An application's conceptual model is the "mental map" that the designers build into it in order to present information logically. In regards to study participants, the conceptual model represents how they expect and believe the information they are encountering should, and does, fit together. A hallmark of usable design is when both the designer's conceptual model, and the users' conceptual models are in alignment.
As mentioned in the Executive Summary section of this report, this series of usability tests illuminated a disparity between the participants' expectations concerning the Web site's guideline recommendations, and those of the Web site designers. In addition, participants were unable to make sense of the relationships between checklists, checkpoints, guidelines, and techniques.
In addition to those significant findings, the following conceptual model discrepancies came to light.
Finding 7: Participants frequently sought out or stated the importance of a "good, solid overview" of Web accessibility.

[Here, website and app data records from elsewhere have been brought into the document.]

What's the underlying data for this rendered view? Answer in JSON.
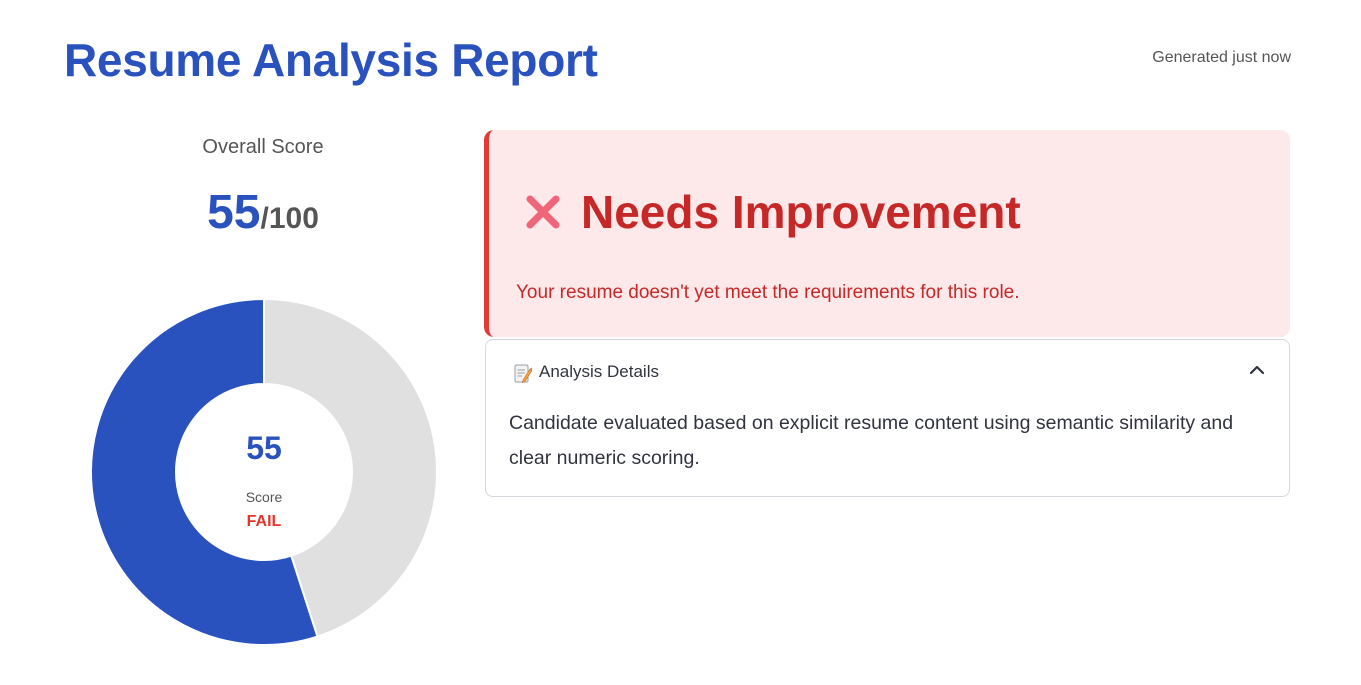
{
  "header": {
    "title": "Resume Analysis Report",
    "generated": "Generated just now"
  },
  "score": {
    "caption": "Overall Score",
    "value": "55",
    "max": "/100",
    "donut_value": "55",
    "donut_label": "Score",
    "donut_status": "FAIL"
  },
  "chart_data": {
    "type": "pie",
    "categories": [
      "Score",
      "Remaining"
    ],
    "values": [
      55,
      45
    ],
    "colors": [
      "#2a52be",
      "#e0e0e0"
    ]
  },
  "verdict": {
    "icon": "x-icon",
    "title": "Needs Improvement",
    "message": "Your resume doesn't yet meet the requirements for this role."
  },
  "details": {
    "icon": "memo-icon",
    "title": "Analysis Details",
    "body": "Candidate evaluated based on explicit resume content using semantic similarity and clear numeric scoring."
  },
  "colors": {
    "accent": "#2a52be",
    "fail": "#e0362c",
    "verdict_bg": "#fde8ea",
    "verdict_border": "#e53935"
  }
}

In keeping with Finding 4, participants stated that they expected to find a highly visible option on the WAI Web site homepage that would provide them with overviews, tutorials, scope of effort indicators, and a series of Frequently Asked Questions about Web accessibility techniques that would lead them to specific information about how to implement those techniques. A few participants located a "slide" presentation within the WAI Web site that they considered "perfect" and "very helpful" at conveying just this sort of information.
However, as discussed later in Finding 24, we observed that participants rarely noticed when they had navigated into a slide presentation, and we observed confusion as they attempted to ascertain "where the menus had gone" and find their way "back" to the WAI Web site proper.
Finding 8: Participants struggled to understand the text they were reading- both the sheer amount of it, and the language itself.
Throughout the study, the WAI Web site content was described as "impenetrable," "overly complex," and "supremely difficult" to understand. In one especially memorable moment, a participant who had earned an advanced degree in mechanical engineering from MIT, stated: "Oh yeah. This is written by engineers, for engineers . . . We have to take this out of the hands of the engineers." The highly technical language used to describe accessibility issues and procedures, coupled with the physical presentation of complex procedural information (document draft histories, for example) alongside content, appeared to be very much at odds with the needs of the Web developers for straightforward, unadorned information that would provide clear advice in an efficient manner.
Moreover, the participants frequently stated that these factors contributed to a feeling of alienation from the material they were reading. The deeper they dove into documents, the more they felt the information wasn't intended for them. One participant referred to the WAI Web site as giving her the feeling that it was "an exclusive club."
Finding 9: Participants stated that the WAI Web site focused too heavily on WAI and not enough on Web accessibility.
As they moved about the WAI Web site, attempting to complete the tasks we had given them, participants stated that they felt the Web site was striking an improper balance between information from WAI and information about WAI. In previous findings we shared that we observed the participants responding to WAI documents by asserting that the information was "all about WAI and how they came up with the document, and not about the content." This opinion was consistent across other areas of the WAI Web site as well.
Participants suggested that the WAI Web site should be "far more" focused on presenting relevant accessibility information to Web developers, and "far less" focused on presenting information about WAI. There was, as they put it: "Too much WAI."
One example that the study participants pointed to when we asked them to clarify what "too much WAI" meant, was the homepage of WAI Web site. One participant said: "It's all about WAI. Their meetings, their groups. The second section on the page is 'about.'"
The Participation section of the WAI homepage was also singled out, perhaps because the WAI Web site failed to communicate the value proposition of participation to the participants. In the words of one participant, "They want you to join them here, and the language is all about working groups. What's a working group? Why doesn't it say 'join' or 'volunteer?'"
Other participants expressed confusion with the organization of the WCAG Working Group page itself, saying: "'How to Join' is the very last section. They must not want you to join." We observed participants both struggling to move past the information pertaining to WAI's makeup and practices, and to understand how that information might pertain to them.